Basic Composition (355:100) is a 4.5-credit preparatory course for Expository Writing (355:101) at Rutgers University in New Brunswick.
Basic Composition's curriculum is constructed on the premise, taken from experience and years of data, that critical reading is a foundational component of success not only in Expository Writing but in all work at the university. To that end, Basic Composition provides a unique opportunity for the gradual development of careful and sophisticated reading skills alongside the work of writing analytic essays. Just as writing itself is done in several genres (science fiction, horror, romance, text messages, college essays, and so on), so too is reading. We read all the time, whether on phones, in books, or on university course-listing websites, but we may not always know the conventions of reading in a particular genre. This course is built to hone and deepen your ability to read and reflect in the particular genre of academic and scholarly writing.

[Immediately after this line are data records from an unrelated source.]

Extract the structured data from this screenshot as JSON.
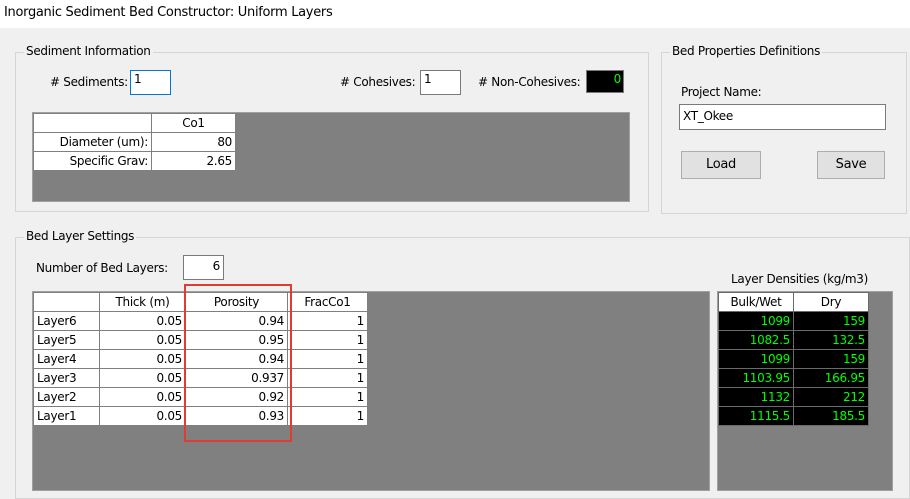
{
  "window": {
    "title": "Inorganic Sediment Bed Constructor: Uniform Layers"
  },
  "sediment_info": {
    "legend": "Sediment Information",
    "num_sediments_label": "# Sediments:",
    "num_sediments_value": "1",
    "num_cohesives_label": "# Cohesives:",
    "num_cohesives_value": "1",
    "num_noncohesives_label": "# Non-Cohesives:",
    "num_noncohesives_value": "0",
    "grid": {
      "col_header": "Co1",
      "rows": [
        {
          "label": "Diameter (um):",
          "value": "80"
        },
        {
          "label": "Specific Grav:",
          "value": "2.65"
        }
      ]
    }
  },
  "bed_props": {
    "legend": "Bed Properties Definitions",
    "project_label": "Project Name:",
    "project_value": "XT_Okee",
    "load_label": "Load",
    "save_label": "Save"
  },
  "bed_layers": {
    "legend": "Bed Layer Settings",
    "num_layers_label": "Number of Bed Layers:",
    "num_layers_value": "6",
    "columns": [
      "Thick (m)",
      "Porosity",
      "FracCo1"
    ],
    "rows": [
      {
        "name": "Layer6",
        "thick": "0.05",
        "porosity": "0.94",
        "frac": "1"
      },
      {
        "name": "Layer5",
        "thick": "0.05",
        "porosity": "0.95",
        "frac": "1"
      },
      {
        "name": "Layer4",
        "thick": "0.05",
        "porosity": "0.94",
        "frac": "1"
      },
      {
        "name": "Layer3",
        "thick": "0.05",
        "porosity": "0.937",
        "frac": "1"
      },
      {
        "name": "Layer2",
        "thick": "0.05",
        "porosity": "0.92",
        "frac": "1"
      },
      {
        "name": "Layer1",
        "thick": "0.05",
        "porosity": "0.93",
        "frac": "1"
      }
    ],
    "densities_label": "Layer Densities (kg/m3)",
    "density_columns": [
      "Bulk/Wet",
      "Dry"
    ],
    "densities": [
      {
        "bulk": "1099",
        "dry": "159"
      },
      {
        "bulk": "1082.5",
        "dry": "132.5"
      },
      {
        "bulk": "1099",
        "dry": "159"
      },
      {
        "bulk": "1103.95",
        "dry": "166.95"
      },
      {
        "bulk": "1132",
        "dry": "212"
      },
      {
        "bulk": "1115.5",
        "dry": "185.5"
      }
    ]
  },
  "colors": {
    "highlight": "#e03c31",
    "density_text": "#00ff00",
    "grid_bg": "#808080"
  }
}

With a series of eight contemporary non-fiction readings as selected by your instructor, you will take a total of twelve reading quizzes in this class. We think of these quizzes less as assessment tools than as guides for further and richer discussion about the texts, with questions leading toward new uses of evidence and new engagements with complex contemporary issues. Once each reading pair is complete, you'll be asked to write an analytic essay exploring some of those complexities and contributing your own voice and view to the conversation. By the conclusion of the term, through four analytic essays, you will have developed of writing portfolio of roughly 18-20 pages.
Our short term goal as Basic Composition instructors is to send you into Expository Writing with a distinct advantage. Our longer term, and much more significant, goal is to instill the belief that you as a student at Rutgers have the tools to engage with complex contemporary issues and the background, expertise, and sophistication to contribute meaningfully to discussions of those issues.
Dropping Basic Composition is not possible without an advising dean's permission. If a medical or personal emergency is preventing you from attending to your course work, please contact the Dean of Students office for help with documenting your emergency and for support in navigating all of your courses this semester.